But George knew that beyond sticking to an impossibly strict diet or winning the semi-finals this Saturday, there lies a bigger challenge ahead today: the prospect of initiating me to the game.

Rosie Williams, the team's managing director and keen rugby player, and Zuri Toppin, the team's volunteer co- ordinator and a former Canadian international, were assigned the task and cheerfully lied to me about my prospects.

Apparently, neither my low pain threshold nor my natural aversion to sport is a barrier to my becoming an international rugby star. "First rule of tackling," said Williams pointing to her bottom, "cheek to arse-cheek. Yours to mine."

I obliged and experienced the dull pang of humiliation associated with not being very good at sport while Williams feigned collapse.

Rugby play-offs, page 40


Women's Rugby was first played seriously in Britain in the late 1970s

The game was initially played mainly by student teams such as Keele University, University College London, Marjons and St Mary's Hospital

The rules of the game are the same for men and women

Shelley Rae, who plays outside half for Wasps and England, is known to fans of the game as "the Female Jonny Wilkinson"

The Women's Rugby Football Union (WRFU) was formed in 1983 and was responsible for rugby in England, Ireland, Scotland and Wales

In 1994, the Rugby Football Union for Women (RFUW) was formed in England, with each of the Home Counties overseeing their own counties

The RFUW is affiliated to, but independent of, the RFU. It organises its women's leagues and competitions separately and has to find its own sponsorship
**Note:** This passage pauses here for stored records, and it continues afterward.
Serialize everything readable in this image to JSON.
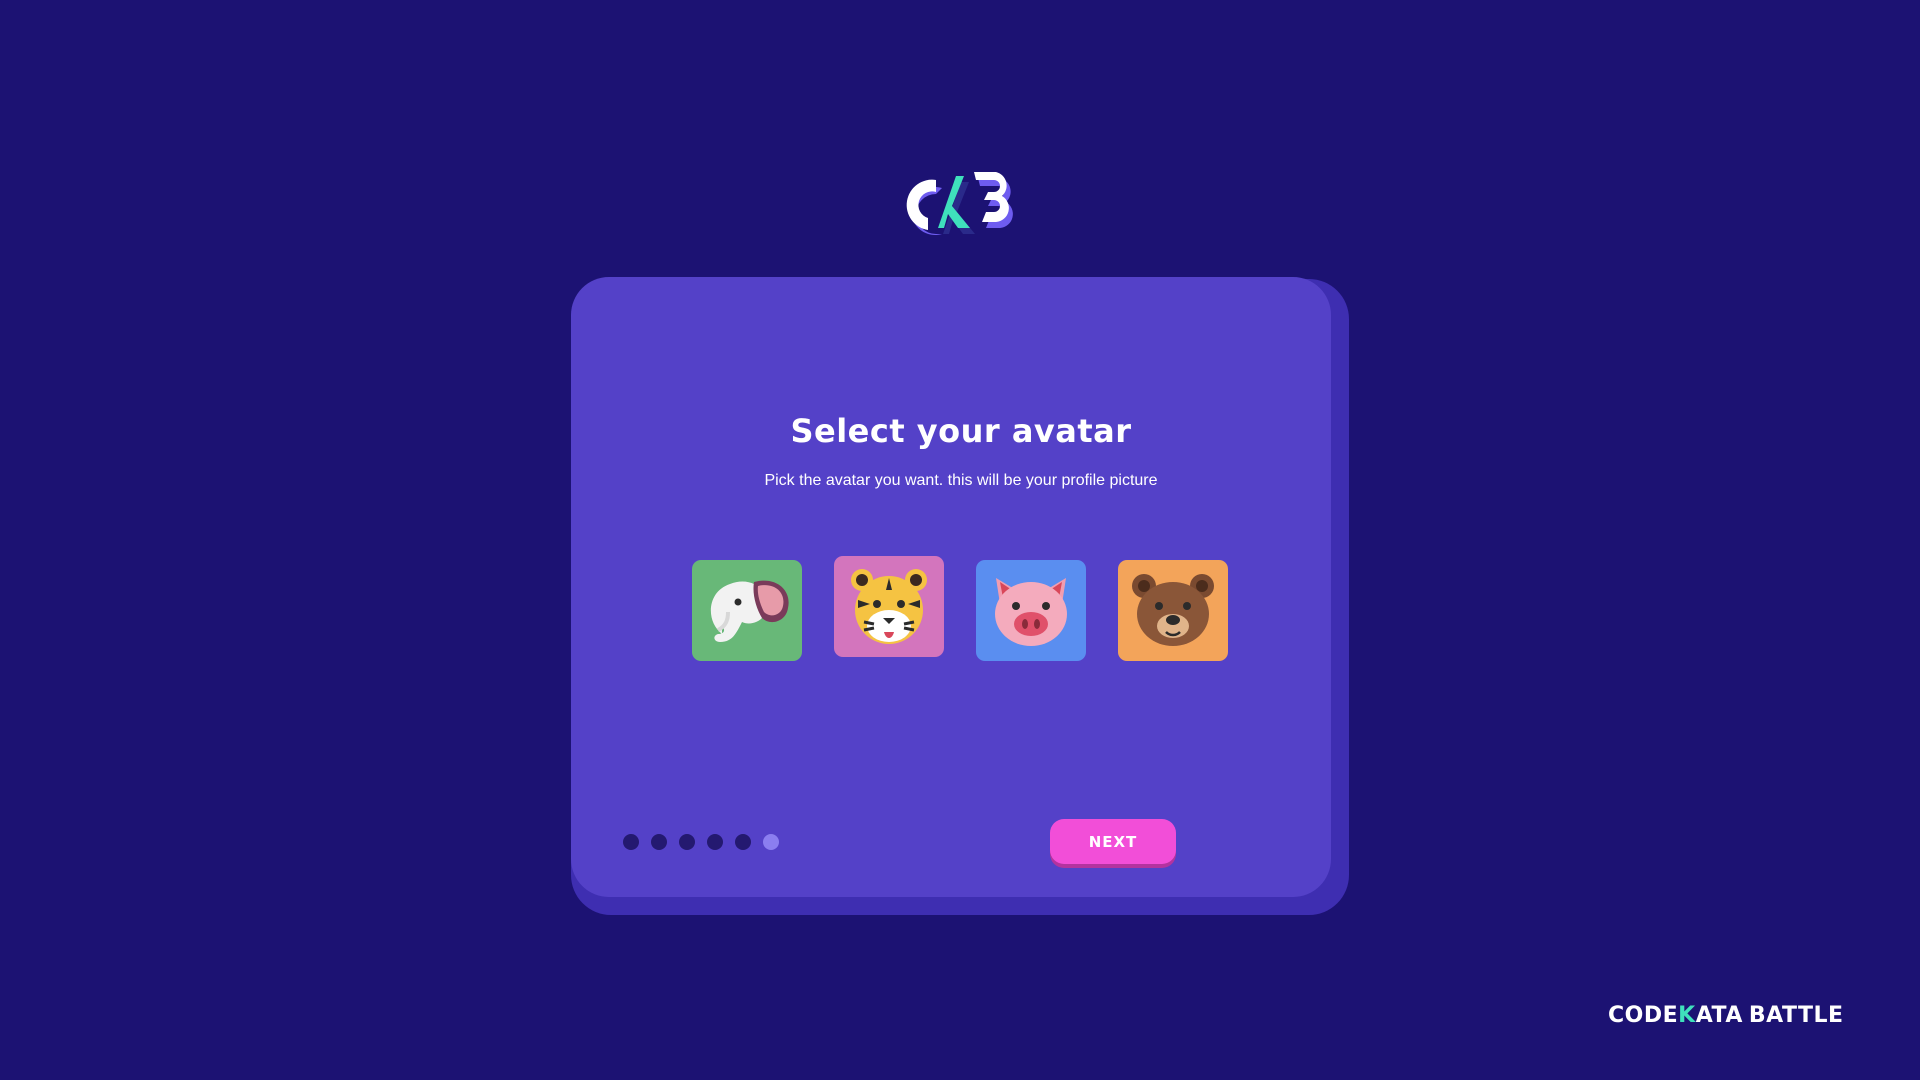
{
  "logo": {
    "icon": "ckb-logo-icon"
  },
  "card": {
    "title": "Select your avatar",
    "subtitle": "Pick the avatar you want. this will be your profile picture"
  },
  "avatars": [
    {
      "name": "elephant",
      "background": "#68b878",
      "icon": "elephant-icon",
      "selected": false
    },
    {
      "name": "tiger",
      "background": "#d375bd",
      "icon": "tiger-icon",
      "selected": true
    },
    {
      "name": "pig",
      "background": "#5a8ef0",
      "icon": "pig-icon",
      "selected": false
    },
    {
      "name": "bear",
      "background": "#f3a45a",
      "icon": "bear-icon",
      "selected": false
    }
  ],
  "stepper": {
    "total_steps": 6,
    "current_step": 6
  },
  "buttons": {
    "next_label": "NEXT"
  },
  "brand": {
    "part1": "CODE",
    "part2": "K",
    "part3": "ATA",
    "part4": "BATTLE"
  },
  "colors": {
    "background": "#1c1273",
    "card": "#5441c8",
    "card_shadow": "#3e2eb1",
    "accent_pink": "#f24ed8",
    "accent_teal": "#3fe0bc",
    "dot_inactive": "#241970",
    "dot_active": "#8b7ef0"
  }
}
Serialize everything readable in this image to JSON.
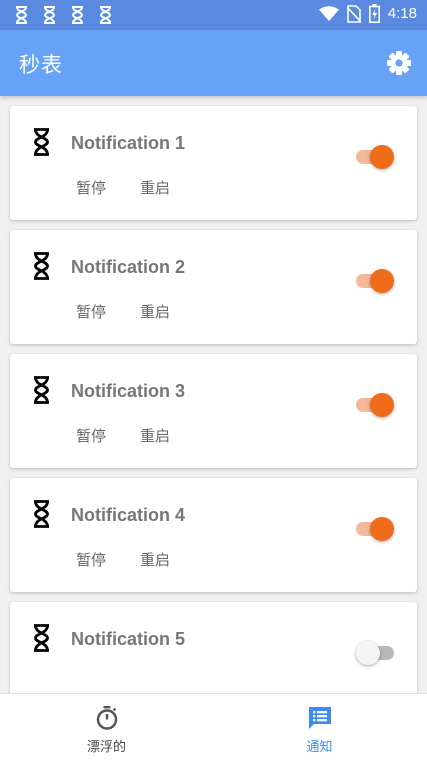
{
  "status_bar": {
    "time": "4:18",
    "left_icons": [
      "hourglass-icon",
      "hourglass-icon",
      "hourglass-icon",
      "hourglass-icon"
    ],
    "right_icons": [
      "wifi-icon",
      "no-sim-icon",
      "battery-charging-icon"
    ]
  },
  "app_bar": {
    "title": "秒表",
    "settings_icon": "gear-icon",
    "color": "#66a3f7"
  },
  "notifications": [
    {
      "title": "Notification 1",
      "pause_label": "暂停",
      "reset_label": "重启",
      "enabled": true
    },
    {
      "title": "Notification 2",
      "pause_label": "暂停",
      "reset_label": "重启",
      "enabled": true
    },
    {
      "title": "Notification 3",
      "pause_label": "暂停",
      "reset_label": "重启",
      "enabled": true
    },
    {
      "title": "Notification 4",
      "pause_label": "暂停",
      "reset_label": "重启",
      "enabled": true
    },
    {
      "title": "Notification 5",
      "enabled": false
    }
  ],
  "bottom_nav": {
    "items": [
      {
        "label": "漂浮的",
        "icon": "stopwatch-icon",
        "active": false
      },
      {
        "label": "通知",
        "icon": "notification-list-icon",
        "active": true
      }
    ],
    "active_color": "#3d8bf0"
  },
  "colors": {
    "switch_on": "#ef6c1a",
    "switch_on_track": "#f3b99a",
    "status_bar": "#5a8be0"
  }
}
The RFUW has more than 350 clubs, from under-16s to seniors

Top men's clubs, such as Wasps, Saracens, Worcester, Rosslyn Park, London Welsh, Blackheath and Harlequins now have women's teams

The first women's International in Britain took place in April 1986 at Richmond Athletic Ground in London. Great Britain played France but were beaten 14-8

Cardiff hosted the first Women's Rugby World Cup in 1991

Twelve countries participated in the the first Women's Rugby World Cup, a week-long tournament England reached the final but lost to the USA 19-6

England got its revenge at the second World Cup in Scotland in 1994, beating the USA 38-23

The third World Cup in 1998 was the first to be officially recognised by the International Rugby Board

New Zealand defeated England, the defending champions, in the semi-finals of the third World Cup by 44 points to 11 and went on to win the competition

A record 16 nations, including Japan and Samoa, took part in the most recent World Cup in Barcelona in 2002. In the final England lost to New Zealand by 19-9

The Times (London, England) (May 15, 2004): p8